● Work order
Leave out the pictures, and retype the remaining data exactly.

● Information given
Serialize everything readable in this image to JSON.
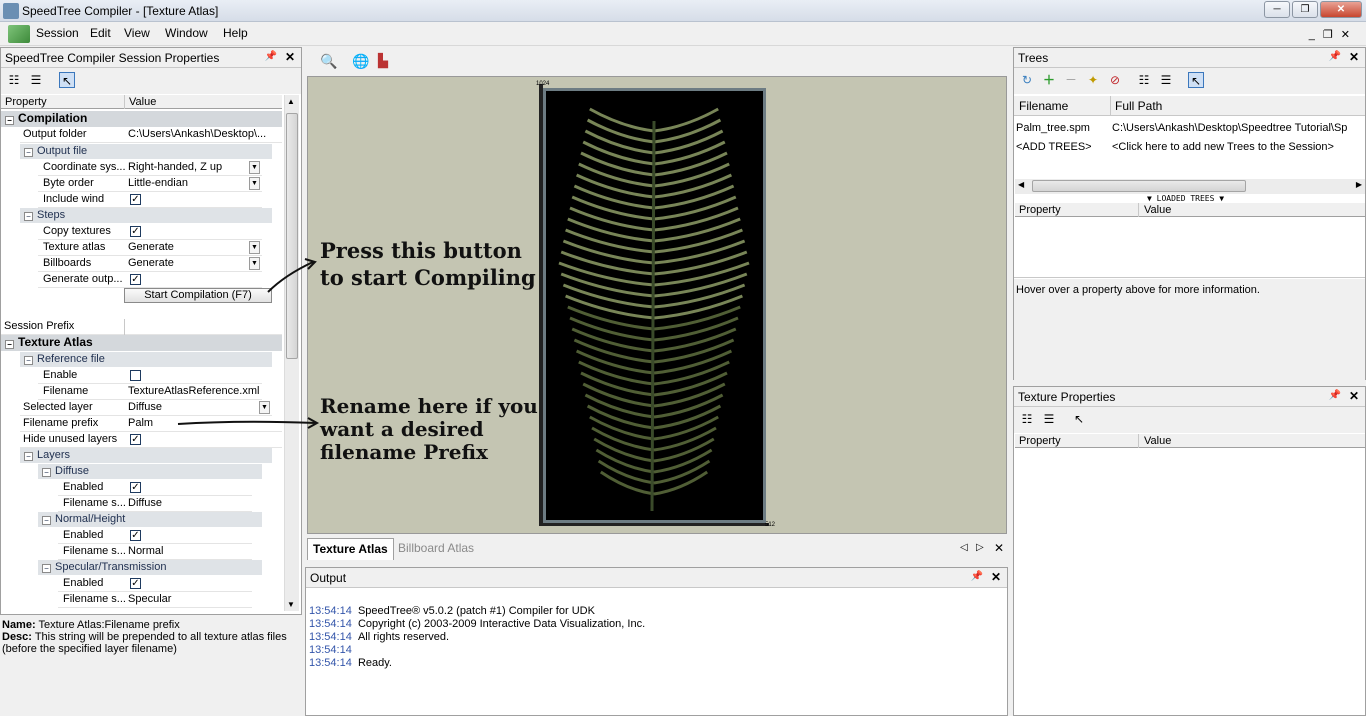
{
  "window": {
    "title": "SpeedTree Compiler - [Texture Atlas]"
  },
  "menu": [
    "Session",
    "Edit",
    "View",
    "Window",
    "Help"
  ],
  "left_panel": {
    "title": "SpeedTree Compiler Session Properties",
    "col_property": "Property",
    "col_value": "Value",
    "compilation": {
      "label": "Compilation",
      "output_folder_label": "Output folder",
      "output_folder_value": "C:\\Users\\Ankash\\Desktop\\...",
      "output_file_label": "Output file",
      "coord_label": "Coordinate sys...",
      "coord_value": "Right-handed, Z up",
      "byte_label": "Byte order",
      "byte_value": "Little-endian",
      "wind_label": "Include wind",
      "steps_label": "Steps",
      "copy_label": "Copy textures",
      "atlas_label": "Texture atlas",
      "atlas_value": "Generate",
      "billboards_label": "Billboards",
      "billboards_value": "Generate",
      "genout_label": "Generate outp...",
      "start_button": "Start Compilation (F7)"
    },
    "session_prefix_label": "Session Prefix",
    "texture_atlas": {
      "label": "Texture Atlas",
      "ref_label": "Reference file",
      "enable_label": "Enable",
      "filename_label": "Filename",
      "filename_value": "TextureAtlasReference.xml",
      "sel_layer_label": "Selected layer",
      "sel_layer_value": "Diffuse",
      "prefix_label": "Filename prefix",
      "prefix_value": "Palm",
      "hide_label": "Hide unused layers",
      "layers_label": "Layers",
      "diffuse_label": "Diffuse",
      "enabled_label": "Enabled",
      "fname_s_label": "Filename s...",
      "diffuse_value": "Diffuse",
      "normal_label": "Normal/Height",
      "normal_value": "Normal",
      "spec_label": "Specular/Transmission",
      "spec_value": "Specular"
    },
    "desc": {
      "name_key": "Name:",
      "name_value": "Texture Atlas:Filename prefix",
      "desc_key": "Desc:",
      "desc_value": "This string will be prepended to all texture atlas files (before the specified layer filename)"
    }
  },
  "viewport": {
    "annotation1": "Press this button to start Compiling",
    "annotation2": "Rename here if you want a desired filename Prefix",
    "corner_top": "1024",
    "corner_bottom": "512"
  },
  "tabs": {
    "active": "Texture Atlas",
    "inactive": "Billboard Atlas"
  },
  "output": {
    "title": "Output",
    "lines": [
      {
        "time": "13:54:14",
        "text": "SpeedTree® v5.0.2 (patch #1) Compiler for UDK"
      },
      {
        "time": "13:54:14",
        "text": "Copyright (c) 2003-2009 Interactive Data Visualization, Inc."
      },
      {
        "time": "13:54:14",
        "text": "All rights reserved."
      },
      {
        "time": "13:54:14",
        "text": ""
      },
      {
        "time": "13:54:14",
        "text": "Ready."
      }
    ]
  },
  "trees": {
    "title": "Trees",
    "col_filename": "Filename",
    "col_fullpath": "Full Path",
    "rows": [
      {
        "filename": "Palm_tree.spm",
        "path": "C:\\Users\\Ankash\\Desktop\\Speedtree Tutorial\\Sp"
      },
      {
        "filename": "<ADD TREES>",
        "path": "<Click here to add new Trees to the Session>"
      }
    ],
    "loaded": "LOADED TREES",
    "col_property": "Property",
    "col_value": "Value",
    "hover_info": "Hover over a property above for more information."
  },
  "texture_props": {
    "title": "Texture Properties",
    "col_property": "Property",
    "col_value": "Value"
  }
}
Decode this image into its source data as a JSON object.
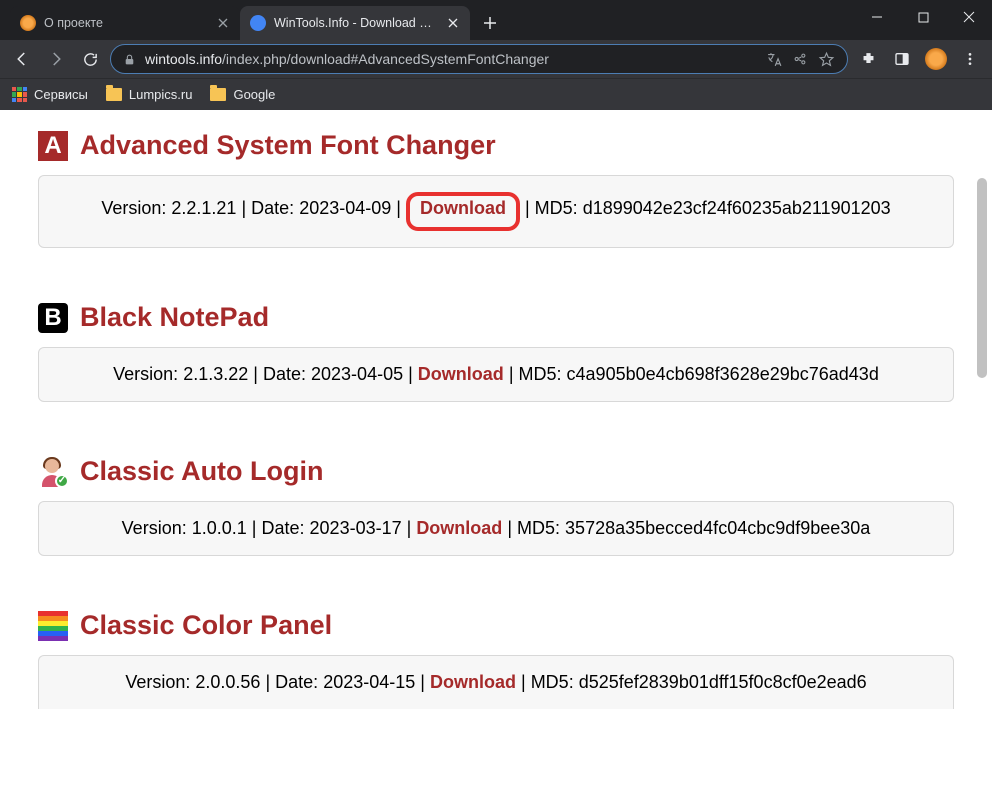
{
  "browser": {
    "tabs": [
      {
        "title": "О проекте",
        "active": false
      },
      {
        "title": "WinTools.Info - Download Center",
        "active": true
      }
    ],
    "address": {
      "host": "wintools.info",
      "path": "/index.php/download#AdvancedSystemFontChanger"
    },
    "bookmarks": {
      "apps": "Сервисы",
      "items": [
        "Lumpics.ru",
        "Google"
      ]
    }
  },
  "page": {
    "sections": [
      {
        "title": "Advanced System Font Changer",
        "version_label": "Version:",
        "version": "2.2.1.21",
        "date_label": "Date:",
        "date": "2023-04-09",
        "download": "Download",
        "md5_label": "MD5:",
        "md5": "d1899042e23cf24f60235ab211901203",
        "highlighted": true
      },
      {
        "title": "Black NotePad",
        "version_label": "Version:",
        "version": "2.1.3.22",
        "date_label": "Date:",
        "date": "2023-04-05",
        "download": "Download",
        "md5_label": "MD5:",
        "md5": "c4a905b0e4cb698f3628e29bc76ad43d",
        "highlighted": false
      },
      {
        "title": "Classic Auto Login",
        "version_label": "Version:",
        "version": "1.0.0.1",
        "date_label": "Date:",
        "date": "2023-03-17",
        "download": "Download",
        "md5_label": "MD5:",
        "md5": "35728a35becced4fc04cbc9df9bee30a",
        "highlighted": false
      },
      {
        "title": "Classic Color Panel",
        "version_label": "Version:",
        "version": "2.0.0.56",
        "date_label": "Date:",
        "date": "2023-04-15",
        "download": "Download",
        "md5_label": "MD5:",
        "md5": "d525fef2839b01dff15f0c8cf0e2ead6",
        "highlighted": false
      }
    ]
  }
}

● Solution to this problem
Serialize everything readable in this image to JSON.
{
  "window": {
    "title": "SpeedTree Compiler - [Texture Atlas]"
  },
  "menu": [
    "Session",
    "Edit",
    "View",
    "Window",
    "Help"
  ],
  "left_panel": {
    "title": "SpeedTree Compiler Session Properties",
    "col_property": "Property",
    "col_value": "Value",
    "compilation": {
      "label": "Compilation",
      "output_folder_label": "Output folder",
      "output_folder_value": "C:\\Users\\Ankash\\Desktop\\...",
      "output_file_label": "Output file",
      "coord_label": "Coordinate sys...",
      "coord_value": "Right-handed, Z up",
      "byte_label": "Byte order",
      "byte_value": "Little-endian",
      "wind_label": "Include wind",
      "steps_label": "Steps",
      "copy_label": "Copy textures",
      "atlas_label": "Texture atlas",
      "atlas_value": "Generate",
      "billboards_label": "Billboards",
      "billboards_value": "Generate",
      "genout_label": "Generate outp...",
      "start_button": "Start Compilation (F7)"
    },
    "session_prefix_label": "Session Prefix",
    "texture_atlas": {
      "label": "Texture Atlas",
      "ref_label": "Reference file",
      "enable_label": "Enable",
      "filename_label": "Filename",
      "filename_value": "TextureAtlasReference.xml",
      "sel_layer_label": "Selected layer",
      "sel_layer_value": "Diffuse",
      "prefix_label": "Filename prefix",
      "prefix_value": "Palm",
      "hide_label": "Hide unused layers",
      "layers_label": "Layers",
      "diffuse_label": "Diffuse",
      "enabled_label": "Enabled",
      "fname_s_label": "Filename s...",
      "diffuse_value": "Diffuse",
      "normal_label": "Normal/Height",
      "normal_value": "Normal",
      "spec_label": "Specular/Transmission",
      "spec_value": "Specular"
    },
    "desc": {
      "name_key": "Name:",
      "name_value": "Texture Atlas:Filename prefix",
      "desc_key": "Desc:",
      "desc_value": "This string will be prepended to all texture atlas files (before the specified layer filename)"
    }
  },
  "viewport": {
    "annotation1": "Press this button to start Compiling",
    "annotation2": "Rename here if you want a desired filename Prefix",
    "corner_top": "1024",
    "corner_bottom": "512"
  },
  "tabs": {
    "active": "Texture Atlas",
    "inactive": "Billboard Atlas"
  },
  "output": {
    "title": "Output",
    "lines": [
      {
        "time": "13:54:14",
        "text": "SpeedTree® v5.0.2 (patch #1) Compiler for UDK"
      },
      {
        "time": "13:54:14",
        "text": "Copyright (c) 2003-2009 Interactive Data Visualization, Inc."
      },
      {
        "time": "13:54:14",
        "text": "All rights reserved."
      },
      {
        "time": "13:54:14",
        "text": ""
      },
      {
        "time": "13:54:14",
        "text": "Ready."
      }
    ]
  },
  "trees": {
    "title": "Trees",
    "col_filename": "Filename",
    "col_fullpath": "Full Path",
    "rows": [
      {
        "filename": "Palm_tree.spm",
        "path": "C:\\Users\\Ankash\\Desktop\\Speedtree Tutorial\\Sp"
      },
      {
        "filename": "<ADD TREES>",
        "path": "<Click here to add new Trees to the Session>"
      }
    ],
    "loaded": "LOADED TREES",
    "col_property": "Property",
    "col_value": "Value",
    "hover_info": "Hover over a property above for more information."
  },
  "texture_props": {
    "title": "Texture Properties",
    "col_property": "Property",
    "col_value": "Value"
  }
}
Decode this image into its source data as a JSON object.
{
  "browser": {
    "tabs": [
      {
        "title": "О проекте",
        "active": false
      },
      {
        "title": "WinTools.Info - Download Center",
        "active": true
      }
    ],
    "address": {
      "host": "wintools.info",
      "path": "/index.php/download#AdvancedSystemFontChanger"
    },
    "bookmarks": {
      "apps": "Сервисы",
      "items": [
        "Lumpics.ru",
        "Google"
      ]
    }
  },
  "page": {
    "sections": [
      {
        "title": "Advanced System Font Changer",
        "version_label": "Version:",
        "version": "2.2.1.21",
        "date_label": "Date:",
        "date": "2023-04-09",
        "download": "Download",
        "md5_label": "MD5:",
        "md5": "d1899042e23cf24f60235ab211901203",
        "highlighted": true
      },
      {
        "title": "Black NotePad",
        "version_label": "Version:",
        "version": "2.1.3.22",
        "date_label": "Date:",
        "date": "2023-04-05",
        "download": "Download",
        "md5_label": "MD5:",
        "md5": "c4a905b0e4cb698f3628e29bc76ad43d",
        "highlighted": false
      },
      {
        "title": "Classic Auto Login",
        "version_label": "Version:",
        "version": "1.0.0.1",
        "date_label": "Date:",
        "date": "2023-03-17",
        "download": "Download",
        "md5_label": "MD5:",
        "md5": "35728a35becced4fc04cbc9df9bee30a",
        "highlighted": false
      },
      {
        "title": "Classic Color Panel",
        "version_label": "Version:",
        "version": "2.0.0.56",
        "date_label": "Date:",
        "date": "2023-04-15",
        "download": "Download",
        "md5_label": "MD5:",
        "md5": "d525fef2839b01dff15f0c8cf0e2ead6",
        "highlighted": false
      }
    ]
  }
}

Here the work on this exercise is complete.